Sessions’s language today seems, in part, to be reflective of Republican talking points that accumulated on the web after Trump’s failure. A handful of elected Republicans tried to distance themselves from Trump’s approving ambivalence. Senator Orrin Hatch said on Twitter that “we should call evil by its name,” while Senator Corey Gardner said on CNN that “This isn’t a time for innuendo or to allow room to be read between the lines. This is a time to lay blame.”

It’s an unconvincing response and, as Politico notes, Republicans are still supportive of the president’s agenda even as they seek to distance themselves from his language. The presumption in these responses that it’s simply Trump’s expression of his ideologies that are the problem, not the ideologies and subsequent policies themselves, is depressingly empty. As Sessions’s GMA interview showed, he and his colleagues are willing to carry the administration’s water, no matter the costs.

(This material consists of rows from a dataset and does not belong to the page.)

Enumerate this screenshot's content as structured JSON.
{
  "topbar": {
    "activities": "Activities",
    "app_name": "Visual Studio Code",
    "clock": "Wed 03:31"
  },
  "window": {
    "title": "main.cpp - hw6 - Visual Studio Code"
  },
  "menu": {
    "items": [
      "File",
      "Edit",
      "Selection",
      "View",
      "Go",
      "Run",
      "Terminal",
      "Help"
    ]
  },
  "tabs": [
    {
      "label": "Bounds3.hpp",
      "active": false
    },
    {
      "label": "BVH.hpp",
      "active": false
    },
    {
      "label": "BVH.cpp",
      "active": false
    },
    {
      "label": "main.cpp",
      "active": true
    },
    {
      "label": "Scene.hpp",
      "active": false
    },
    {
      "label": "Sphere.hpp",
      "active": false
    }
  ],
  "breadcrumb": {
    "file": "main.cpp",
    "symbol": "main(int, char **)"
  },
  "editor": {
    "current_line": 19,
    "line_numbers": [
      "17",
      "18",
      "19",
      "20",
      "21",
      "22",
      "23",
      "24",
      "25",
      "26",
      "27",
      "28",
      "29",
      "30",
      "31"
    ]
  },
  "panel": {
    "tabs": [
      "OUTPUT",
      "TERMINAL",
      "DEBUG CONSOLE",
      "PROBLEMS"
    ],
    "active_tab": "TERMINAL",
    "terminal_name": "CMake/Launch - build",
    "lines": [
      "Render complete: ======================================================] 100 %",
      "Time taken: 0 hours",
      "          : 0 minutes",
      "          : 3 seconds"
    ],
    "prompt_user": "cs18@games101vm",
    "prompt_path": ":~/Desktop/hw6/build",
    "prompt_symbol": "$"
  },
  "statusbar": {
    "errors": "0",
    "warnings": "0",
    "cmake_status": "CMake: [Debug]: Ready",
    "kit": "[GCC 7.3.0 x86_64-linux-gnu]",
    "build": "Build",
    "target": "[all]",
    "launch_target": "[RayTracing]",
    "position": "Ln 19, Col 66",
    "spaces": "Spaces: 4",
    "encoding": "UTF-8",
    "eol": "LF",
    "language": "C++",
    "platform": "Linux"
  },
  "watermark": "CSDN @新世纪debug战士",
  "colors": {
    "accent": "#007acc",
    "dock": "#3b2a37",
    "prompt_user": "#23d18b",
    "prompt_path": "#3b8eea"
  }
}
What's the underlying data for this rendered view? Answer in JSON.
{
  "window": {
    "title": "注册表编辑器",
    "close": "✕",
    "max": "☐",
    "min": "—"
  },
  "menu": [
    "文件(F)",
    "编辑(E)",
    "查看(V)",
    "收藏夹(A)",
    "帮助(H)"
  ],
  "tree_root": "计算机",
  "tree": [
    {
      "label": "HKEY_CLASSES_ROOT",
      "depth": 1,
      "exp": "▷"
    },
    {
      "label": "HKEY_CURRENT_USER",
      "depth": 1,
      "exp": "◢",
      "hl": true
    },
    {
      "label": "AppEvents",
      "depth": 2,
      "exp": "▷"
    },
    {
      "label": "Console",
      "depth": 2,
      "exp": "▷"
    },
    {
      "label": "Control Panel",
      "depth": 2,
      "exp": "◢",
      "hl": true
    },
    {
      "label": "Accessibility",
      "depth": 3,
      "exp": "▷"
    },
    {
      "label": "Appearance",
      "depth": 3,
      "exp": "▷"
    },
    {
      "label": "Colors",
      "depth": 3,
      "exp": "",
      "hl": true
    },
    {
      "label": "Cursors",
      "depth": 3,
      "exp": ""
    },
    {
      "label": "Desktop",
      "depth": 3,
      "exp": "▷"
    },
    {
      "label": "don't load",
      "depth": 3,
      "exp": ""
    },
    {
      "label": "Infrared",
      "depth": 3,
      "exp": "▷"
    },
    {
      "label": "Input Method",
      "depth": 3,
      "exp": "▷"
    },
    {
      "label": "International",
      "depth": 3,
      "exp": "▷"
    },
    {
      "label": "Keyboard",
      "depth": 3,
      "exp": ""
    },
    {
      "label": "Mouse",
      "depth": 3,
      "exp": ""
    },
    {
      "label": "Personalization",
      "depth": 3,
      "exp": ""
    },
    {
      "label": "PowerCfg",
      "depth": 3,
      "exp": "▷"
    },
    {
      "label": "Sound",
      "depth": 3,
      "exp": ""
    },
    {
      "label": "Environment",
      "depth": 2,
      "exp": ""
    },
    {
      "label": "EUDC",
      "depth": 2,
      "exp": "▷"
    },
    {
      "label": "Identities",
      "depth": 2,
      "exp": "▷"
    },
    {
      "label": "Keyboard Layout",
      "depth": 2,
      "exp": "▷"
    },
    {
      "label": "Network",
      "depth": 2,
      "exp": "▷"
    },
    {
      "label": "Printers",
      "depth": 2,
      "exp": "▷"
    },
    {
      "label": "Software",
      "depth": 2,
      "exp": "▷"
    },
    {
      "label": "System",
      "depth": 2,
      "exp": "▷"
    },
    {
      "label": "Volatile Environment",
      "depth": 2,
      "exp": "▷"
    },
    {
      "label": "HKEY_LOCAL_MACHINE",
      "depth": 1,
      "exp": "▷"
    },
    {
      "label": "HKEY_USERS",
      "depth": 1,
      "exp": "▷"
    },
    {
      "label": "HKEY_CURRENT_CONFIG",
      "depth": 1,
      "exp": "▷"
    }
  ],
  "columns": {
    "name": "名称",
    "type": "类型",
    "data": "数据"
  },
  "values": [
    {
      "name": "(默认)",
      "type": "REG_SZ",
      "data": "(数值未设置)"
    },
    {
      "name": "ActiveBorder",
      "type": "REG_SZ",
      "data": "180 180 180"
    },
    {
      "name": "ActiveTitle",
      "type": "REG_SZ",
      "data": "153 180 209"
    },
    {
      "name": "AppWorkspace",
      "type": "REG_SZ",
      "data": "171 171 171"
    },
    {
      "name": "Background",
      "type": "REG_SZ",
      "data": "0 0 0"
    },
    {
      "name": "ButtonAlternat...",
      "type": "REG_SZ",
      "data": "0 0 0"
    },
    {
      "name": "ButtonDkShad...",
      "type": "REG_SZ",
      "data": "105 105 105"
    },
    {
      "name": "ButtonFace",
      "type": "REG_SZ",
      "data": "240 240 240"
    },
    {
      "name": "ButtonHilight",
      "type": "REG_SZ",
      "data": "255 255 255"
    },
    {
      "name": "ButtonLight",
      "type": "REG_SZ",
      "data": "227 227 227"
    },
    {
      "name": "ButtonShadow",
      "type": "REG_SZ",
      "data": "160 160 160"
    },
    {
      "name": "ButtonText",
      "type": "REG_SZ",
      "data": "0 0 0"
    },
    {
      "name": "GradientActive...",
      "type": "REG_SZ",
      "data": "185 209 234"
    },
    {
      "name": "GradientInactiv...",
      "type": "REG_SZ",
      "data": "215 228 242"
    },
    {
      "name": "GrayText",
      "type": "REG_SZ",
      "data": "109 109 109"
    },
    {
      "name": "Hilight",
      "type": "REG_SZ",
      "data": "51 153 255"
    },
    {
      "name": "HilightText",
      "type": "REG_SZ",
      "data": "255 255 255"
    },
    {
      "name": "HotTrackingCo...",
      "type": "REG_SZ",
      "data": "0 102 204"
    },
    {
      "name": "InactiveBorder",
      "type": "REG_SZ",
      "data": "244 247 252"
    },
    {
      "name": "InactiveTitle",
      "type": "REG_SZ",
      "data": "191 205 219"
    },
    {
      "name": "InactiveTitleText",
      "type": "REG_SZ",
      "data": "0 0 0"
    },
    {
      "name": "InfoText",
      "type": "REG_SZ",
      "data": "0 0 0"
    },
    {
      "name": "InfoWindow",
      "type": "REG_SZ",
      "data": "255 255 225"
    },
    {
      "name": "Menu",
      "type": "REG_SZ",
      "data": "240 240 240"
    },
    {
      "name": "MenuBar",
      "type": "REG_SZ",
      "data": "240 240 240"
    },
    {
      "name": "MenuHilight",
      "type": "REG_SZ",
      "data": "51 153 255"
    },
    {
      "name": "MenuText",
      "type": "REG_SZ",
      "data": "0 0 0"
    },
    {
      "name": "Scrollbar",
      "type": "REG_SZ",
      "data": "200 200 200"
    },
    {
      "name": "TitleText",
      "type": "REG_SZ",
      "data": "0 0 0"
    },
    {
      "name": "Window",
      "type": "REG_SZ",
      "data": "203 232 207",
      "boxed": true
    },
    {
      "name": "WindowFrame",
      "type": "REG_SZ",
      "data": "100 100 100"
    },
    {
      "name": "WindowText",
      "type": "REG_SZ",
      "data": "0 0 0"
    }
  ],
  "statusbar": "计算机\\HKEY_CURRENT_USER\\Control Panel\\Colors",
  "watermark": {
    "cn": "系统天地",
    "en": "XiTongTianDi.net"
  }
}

It’s perhaps a depressing irony that even as Republicans struggle to appropriately name racially motivated violence, they are unwilling to confront its very genesis.